22 years do-over thought experiment

by Tom H. Hastings

If you an adult born after, say, 1995, you probably recall a fair bit about the terrible events of Sept. 11, 2001.

For most Americans, the terror attack which turned three commercial airliners full of passengers into guided missiles came as a bolt out of the blue, with no idea of why.

For reasonably informed peace activists, the why was completely clear. Western powers had invaded, made war on, and exploited every place in the MENA (Middle East and North Africa) for centuries. From the Crusades to Napoleon to other European colonizers and then to the dominance of the U.S. in oil extraction, it added up. The resentment, bitterness, hatred and even the willingness to commit atrocity-suicide was a product of that foreign domination.

Understanding the motivation for terrorism is the first step toward preventing it, just as in any criminal mischief. Just as we want researchers seeking a cure for cancer to deeply understand how and why cancer operates, peace researchers and activists stay well informed on why terrorists do what they do.

Those who studied peace and conflict knew what bin Laden was demanding, but the vast majority of Americans did not have any idea, so they were vulnerable to manipulation yet again.

What was bin Laden, founder and lead of al Qaida, demanding? Again and again, western journalists like Peter Bergen and Robert Fiske met with him and interviewed him before Sept. 11 and he always had the same four demands:

1. Infidel troops (U.S. military) out of the most holy country to Islam (in his view), Saudi Arabia.

2. Palestine needed their own sovereign nation-state.

3. U.S. stop aid to corrupt MENA rulers, such as the royal family in Saudi Arabia.

4. U.S. stop military aid to Israel.

For years after Sept. 11, I would write these four demands on the blackboard but without attribution. I would ask students, so, who made these demands?

The guesses were all over the ballpark, from “Gandhi” to “Malcolm X” to “the Pope” to “Archbishop Tutu” and more. Literally one student one time got it right, an amazingly effective, smart, and savvy Marine corpsman.

When George Bush, Dick Cheney, and others told Americans that al Qaida had attacked us because they were affronted by women in bikinis, or our inclusion of gay people, or just our “way of life,” that was yet another pack of lies added ultimately to the other whoppers that got us to invade Afghanistan, then Iraq.

So here we are, 22 years after the largest terror attack ever committed by a nonstate actor (until Sept. 11, 2001, the academic literature on terrorism had accurately noted that the vast majority of terrorism in the world was ruthless dictators slaughtering their own people). We don’t get a do-over, but what might a different path have produced, one that showed the world that such evil would not stand, but the U.S. would show that we were in fact the most compassionate, deeply caring country?

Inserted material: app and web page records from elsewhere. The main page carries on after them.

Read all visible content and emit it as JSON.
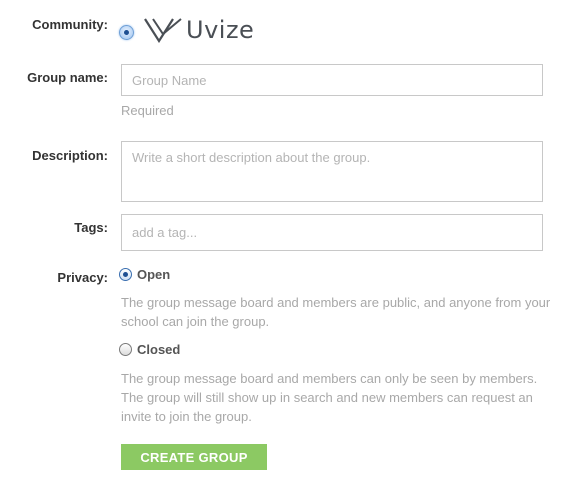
{
  "form": {
    "community": {
      "label": "Community:",
      "selected_value": "Uvize",
      "logo_icon": "uvize-chevron-logo"
    },
    "group_name": {
      "label": "Group name:",
      "value": "",
      "placeholder": "Group Name",
      "hint": "Required"
    },
    "description": {
      "label": "Description:",
      "value": "",
      "placeholder": "Write a short description about the group."
    },
    "tags": {
      "label": "Tags:",
      "value": "",
      "placeholder": "add a tag..."
    },
    "privacy": {
      "label": "Privacy:",
      "selected": "Open",
      "options": [
        {
          "label": "Open",
          "checked": true,
          "description": "The group message board and members are public, and anyone from your school can join the group."
        },
        {
          "label": "Closed",
          "checked": false,
          "description": "The group message board and members can only be seen by members. The group will still show up in search and new members can request an invite to join the group."
        }
      ]
    },
    "submit_label": "CREATE GROUP"
  },
  "colors": {
    "button": "#8cc963",
    "button_text": "#ffffff",
    "hint_text": "#a8a8a8",
    "label_text": "#333333",
    "input_border": "#c8c8c8"
  }
}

What if, instead of killing more than 4 million humans in the subsequent war on terror, including roughly 7,000 from the U.S. military, we had addressed both the criminal conduct of al Qaida and the grievances that led to it?

What if, instead of spending $8 trillion on the war on terror, we had invested only a fraction of that in a combination of actual defense of the U.S. (eliminating overseas bases on other people’s sovereign soil), an end to any support for dictators and major humanitarian aid that uplifted millions of the poorest people in places where they instead associate U.S. aid with oppressing them?

What if we the people would pay attention to what is going on in the world? What if we elected candidates who would vote in policies, funding, and laws that brought us peace and prosperity because other peoples and countries would regard us as friends and helpers? Some say this is simplistic naiveté.

Yeah? How did that war on the Taliban go for us? How did it work out when Dick Cheney got Saudi Arabia to host U.S. troops in Gulf War I, setting off the Wahabi/bin Laden rage that culminated a decade later on Sept. 11, 2001?

Sorry, war defenders. Your ideas of peace through invasion and occupation are the real naïve ones.

Tom H. Hastings is the coordinator of Conflict Resolution degree programs and certificates at Portland State University and PeaceVoice senior editor.